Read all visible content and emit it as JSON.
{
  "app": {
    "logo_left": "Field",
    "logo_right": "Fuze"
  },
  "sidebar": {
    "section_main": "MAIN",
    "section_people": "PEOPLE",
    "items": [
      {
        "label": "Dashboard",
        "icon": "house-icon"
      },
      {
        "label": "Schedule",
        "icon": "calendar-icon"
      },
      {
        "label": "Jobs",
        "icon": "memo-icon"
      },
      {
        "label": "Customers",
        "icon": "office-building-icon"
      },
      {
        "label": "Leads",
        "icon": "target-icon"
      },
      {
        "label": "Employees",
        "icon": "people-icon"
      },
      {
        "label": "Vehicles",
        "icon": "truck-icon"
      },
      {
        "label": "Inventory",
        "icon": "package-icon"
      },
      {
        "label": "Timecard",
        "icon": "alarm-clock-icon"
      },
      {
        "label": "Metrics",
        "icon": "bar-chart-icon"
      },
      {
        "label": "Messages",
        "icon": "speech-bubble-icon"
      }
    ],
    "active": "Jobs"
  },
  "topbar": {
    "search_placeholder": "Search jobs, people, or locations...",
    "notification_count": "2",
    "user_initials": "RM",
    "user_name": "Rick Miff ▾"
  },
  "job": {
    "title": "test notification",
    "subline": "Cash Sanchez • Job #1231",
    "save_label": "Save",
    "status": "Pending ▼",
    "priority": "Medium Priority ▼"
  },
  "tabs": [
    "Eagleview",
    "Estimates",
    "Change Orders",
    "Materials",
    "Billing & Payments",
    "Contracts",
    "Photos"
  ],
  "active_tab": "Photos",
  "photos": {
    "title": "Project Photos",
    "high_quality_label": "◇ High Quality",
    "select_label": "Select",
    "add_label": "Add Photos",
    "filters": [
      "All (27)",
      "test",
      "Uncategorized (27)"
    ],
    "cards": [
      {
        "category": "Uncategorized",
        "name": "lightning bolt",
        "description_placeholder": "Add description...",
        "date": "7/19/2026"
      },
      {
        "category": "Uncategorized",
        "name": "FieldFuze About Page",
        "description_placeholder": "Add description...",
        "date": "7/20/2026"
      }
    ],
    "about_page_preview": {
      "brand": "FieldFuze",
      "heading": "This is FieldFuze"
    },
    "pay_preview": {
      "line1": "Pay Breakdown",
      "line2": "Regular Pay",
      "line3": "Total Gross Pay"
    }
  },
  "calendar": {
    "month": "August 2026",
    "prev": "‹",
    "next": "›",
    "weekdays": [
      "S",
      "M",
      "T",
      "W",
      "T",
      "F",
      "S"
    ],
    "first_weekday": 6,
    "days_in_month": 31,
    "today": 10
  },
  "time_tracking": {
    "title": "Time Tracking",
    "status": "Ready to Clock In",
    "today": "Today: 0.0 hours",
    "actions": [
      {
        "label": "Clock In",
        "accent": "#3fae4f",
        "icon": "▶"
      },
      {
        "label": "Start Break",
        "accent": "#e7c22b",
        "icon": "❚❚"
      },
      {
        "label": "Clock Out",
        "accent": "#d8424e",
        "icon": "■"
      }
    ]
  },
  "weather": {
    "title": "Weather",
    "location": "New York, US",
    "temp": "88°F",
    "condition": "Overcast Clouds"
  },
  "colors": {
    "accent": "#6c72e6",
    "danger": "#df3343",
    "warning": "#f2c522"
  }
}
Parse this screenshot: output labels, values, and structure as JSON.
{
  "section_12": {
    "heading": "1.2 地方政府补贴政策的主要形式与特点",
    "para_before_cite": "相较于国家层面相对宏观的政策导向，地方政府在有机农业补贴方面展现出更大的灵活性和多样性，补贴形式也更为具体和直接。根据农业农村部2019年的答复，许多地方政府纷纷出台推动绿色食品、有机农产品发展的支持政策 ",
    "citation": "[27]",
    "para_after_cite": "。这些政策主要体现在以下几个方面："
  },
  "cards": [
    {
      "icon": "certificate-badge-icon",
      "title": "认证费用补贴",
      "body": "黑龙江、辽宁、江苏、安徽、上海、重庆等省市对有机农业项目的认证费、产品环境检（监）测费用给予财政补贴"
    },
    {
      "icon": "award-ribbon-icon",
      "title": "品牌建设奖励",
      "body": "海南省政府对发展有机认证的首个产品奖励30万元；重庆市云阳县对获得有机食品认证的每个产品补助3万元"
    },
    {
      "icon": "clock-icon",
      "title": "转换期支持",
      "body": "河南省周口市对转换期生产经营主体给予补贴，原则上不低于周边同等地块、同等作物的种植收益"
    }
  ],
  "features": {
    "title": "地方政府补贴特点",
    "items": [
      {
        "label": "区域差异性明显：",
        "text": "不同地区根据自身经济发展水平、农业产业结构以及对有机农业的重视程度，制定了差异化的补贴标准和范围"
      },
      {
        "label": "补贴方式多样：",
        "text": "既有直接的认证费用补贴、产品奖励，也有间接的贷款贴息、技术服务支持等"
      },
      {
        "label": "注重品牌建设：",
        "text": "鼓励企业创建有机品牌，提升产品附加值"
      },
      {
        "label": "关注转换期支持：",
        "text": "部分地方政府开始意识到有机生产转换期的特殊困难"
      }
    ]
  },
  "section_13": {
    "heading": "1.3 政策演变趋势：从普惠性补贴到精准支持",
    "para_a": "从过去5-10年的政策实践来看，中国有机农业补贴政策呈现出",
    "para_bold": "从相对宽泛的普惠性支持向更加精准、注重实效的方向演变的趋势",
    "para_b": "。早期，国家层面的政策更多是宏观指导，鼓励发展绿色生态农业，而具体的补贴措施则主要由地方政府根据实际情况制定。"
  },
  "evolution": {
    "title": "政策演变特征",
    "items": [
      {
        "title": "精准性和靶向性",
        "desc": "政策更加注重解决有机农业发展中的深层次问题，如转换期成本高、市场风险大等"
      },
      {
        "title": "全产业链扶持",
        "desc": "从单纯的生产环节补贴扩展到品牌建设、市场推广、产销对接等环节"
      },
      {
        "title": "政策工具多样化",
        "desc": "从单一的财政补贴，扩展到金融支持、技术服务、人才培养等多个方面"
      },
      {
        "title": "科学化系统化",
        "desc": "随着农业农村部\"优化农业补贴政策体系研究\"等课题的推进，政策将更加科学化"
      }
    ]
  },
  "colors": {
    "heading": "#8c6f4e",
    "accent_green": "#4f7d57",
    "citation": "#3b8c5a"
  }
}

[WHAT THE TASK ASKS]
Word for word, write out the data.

[THE ANSWER]
Read all visible content and emit it as JSON.
{
  "app": {
    "logo_left": "Field",
    "logo_right": "Fuze"
  },
  "sidebar": {
    "section_main": "MAIN",
    "section_people": "PEOPLE",
    "items": [
      {
        "label": "Dashboard",
        "icon": "house-icon"
      },
      {
        "label": "Schedule",
        "icon": "calendar-icon"
      },
      {
        "label": "Jobs",
        "icon": "memo-icon"
      },
      {
        "label": "Customers",
        "icon": "office-building-icon"
      },
      {
        "label": "Leads",
        "icon": "target-icon"
      },
      {
        "label": "Employees",
        "icon": "people-icon"
      },
      {
        "label": "Vehicles",
        "icon": "truck-icon"
      },
      {
        "label": "Inventory",
        "icon": "package-icon"
      },
      {
        "label": "Timecard",
        "icon": "alarm-clock-icon"
      },
      {
        "label": "Metrics",
        "icon": "bar-chart-icon"
      },
      {
        "label": "Messages",
        "icon": "speech-bubble-icon"
      }
    ],
    "active": "Jobs"
  },
  "topbar": {
    "search_placeholder": "Search jobs, people, or locations...",
    "notification_count": "2",
    "user_initials": "RM",
    "user_name": "Rick Miff ▾"
  },
  "job": {
    "title": "test notification",
    "subline": "Cash Sanchez • Job #1231",
    "save_label": "Save",
    "status": "Pending ▼",
    "priority": "Medium Priority ▼"
  },
  "tabs": [
    "Eagleview",
    "Estimates",
    "Change Orders",
    "Materials",
    "Billing & Payments",
    "Contracts",
    "Photos"
  ],
  "active_tab": "Photos",
  "photos": {
    "title": "Project Photos",
    "high_quality_label": "◇ High Quality",
    "select_label": "Select",
    "add_label": "Add Photos",
    "filters": [
      "All (27)",
      "test",
      "Uncategorized (27)"
    ],
    "cards": [
      {
        "category": "Uncategorized",
        "name": "lightning bolt",
        "description_placeholder": "Add description...",
        "date": "7/19/2026"
      },
      {
        "category": "Uncategorized",
        "name": "FieldFuze About Page",
        "description_placeholder": "Add description...",
        "date": "7/20/2026"
      }
    ],
    "about_page_preview": {
      "brand": "FieldFuze",
      "heading": "This is FieldFuze"
    },
    "pay_preview": {
      "line1": "Pay Breakdown",
      "line2": "Regular Pay",
      "line3": "Total Gross Pay"
    }
  },
  "calendar": {
    "month": "August 2026",
    "prev": "‹",
    "next": "›",
    "weekdays": [
      "S",
      "M",
      "T",
      "W",
      "T",
      "F",
      "S"
    ],
    "first_weekday": 6,
    "days_in_month": 31,
    "today": 10
  },
  "time_tracking": {
    "title": "Time Tracking",
    "status": "Ready to Clock In",
    "today": "Today: 0.0 hours",
    "actions": [
      {
        "label": "Clock In",
        "accent": "#3fae4f",
        "icon": "▶"
      },
      {
        "label": "Start Break",
        "accent": "#e7c22b",
        "icon": "❚❚"
      },
      {
        "label": "Clock Out",
        "accent": "#d8424e",
        "icon": "■"
      }
    ]
  },
  "weather": {
    "title": "Weather",
    "location": "New York, US",
    "temp": "88°F",
    "condition": "Overcast Clouds"
  },
  "colors": {
    "accent": "#6c72e6",
    "danger": "#df3343",
    "warning": "#f2c522"
  }
}
Parse this screenshot: output labels, values, and structure as JSON.
{
  "section_12": {
    "heading": "1.2 地方政府补贴政策的主要形式与特点",
    "para_before_cite": "相较于国家层面相对宏观的政策导向，地方政府在有机农业补贴方面展现出更大的灵活性和多样性，补贴形式也更为具体和直接。根据农业农村部2019年的答复，许多地方政府纷纷出台推动绿色食品、有机农产品发展的支持政策 ",
    "citation": "[27]",
    "para_after_cite": "。这些政策主要体现在以下几个方面："
  },
  "cards": [
    {
      "icon": "certificate-badge-icon",
      "title": "认证费用补贴",
      "body": "黑龙江、辽宁、江苏、安徽、上海、重庆等省市对有机农业项目的认证费、产品环境检（监）测费用给予财政补贴"
    },
    {
      "icon": "award-ribbon-icon",
      "title": "品牌建设奖励",
      "body": "海南省政府对发展有机认证的首个产品奖励30万元；重庆市云阳县对获得有机食品认证的每个产品补助3万元"
    },
    {
      "icon": "clock-icon",
      "title": "转换期支持",
      "body": "河南省周口市对转换期生产经营主体给予补贴，原则上不低于周边同等地块、同等作物的种植收益"
    }
  ],
  "features": {
    "title": "地方政府补贴特点",
    "items": [
      {
        "label": "区域差异性明显：",
        "text": "不同地区根据自身经济发展水平、农业产业结构以及对有机农业的重视程度，制定了差异化的补贴标准和范围"
      },
      {
        "label": "补贴方式多样：",
        "text": "既有直接的认证费用补贴、产品奖励，也有间接的贷款贴息、技术服务支持等"
      },
      {
        "label": "注重品牌建设：",
        "text": "鼓励企业创建有机品牌，提升产品附加值"
      },
      {
        "label": "关注转换期支持：",
        "text": "部分地方政府开始意识到有机生产转换期的特殊困难"
      }
    ]
  },
  "section_13": {
    "heading": "1.3 政策演变趋势：从普惠性补贴到精准支持",
    "para_a": "从过去5-10年的政策实践来看，中国有机农业补贴政策呈现出",
    "para_bold": "从相对宽泛的普惠性支持向更加精准、注重实效的方向演变的趋势",
    "para_b": "。早期，国家层面的政策更多是宏观指导，鼓励发展绿色生态农业，而具体的补贴措施则主要由地方政府根据实际情况制定。"
  },
  "evolution": {
    "title": "政策演变特征",
    "items": [
      {
        "title": "精准性和靶向性",
        "desc": "政策更加注重解决有机农业发展中的深层次问题，如转换期成本高、市场风险大等"
      },
      {
        "title": "全产业链扶持",
        "desc": "从单纯的生产环节补贴扩展到品牌建设、市场推广、产销对接等环节"
      },
      {
        "title": "政策工具多样化",
        "desc": "从单一的财政补贴，扩展到金融支持、技术服务、人才培养等多个方面"
      },
      {
        "title": "科学化系统化",
        "desc": "随着农业农村部\"优化农业补贴政策体系研究\"等课题的推进，政策将更加科学化"
      }
    ]
  },
  "colors": {
    "heading": "#8c6f4e",
    "accent_green": "#4f7d57",
    "citation": "#3b8c5a"
  }
}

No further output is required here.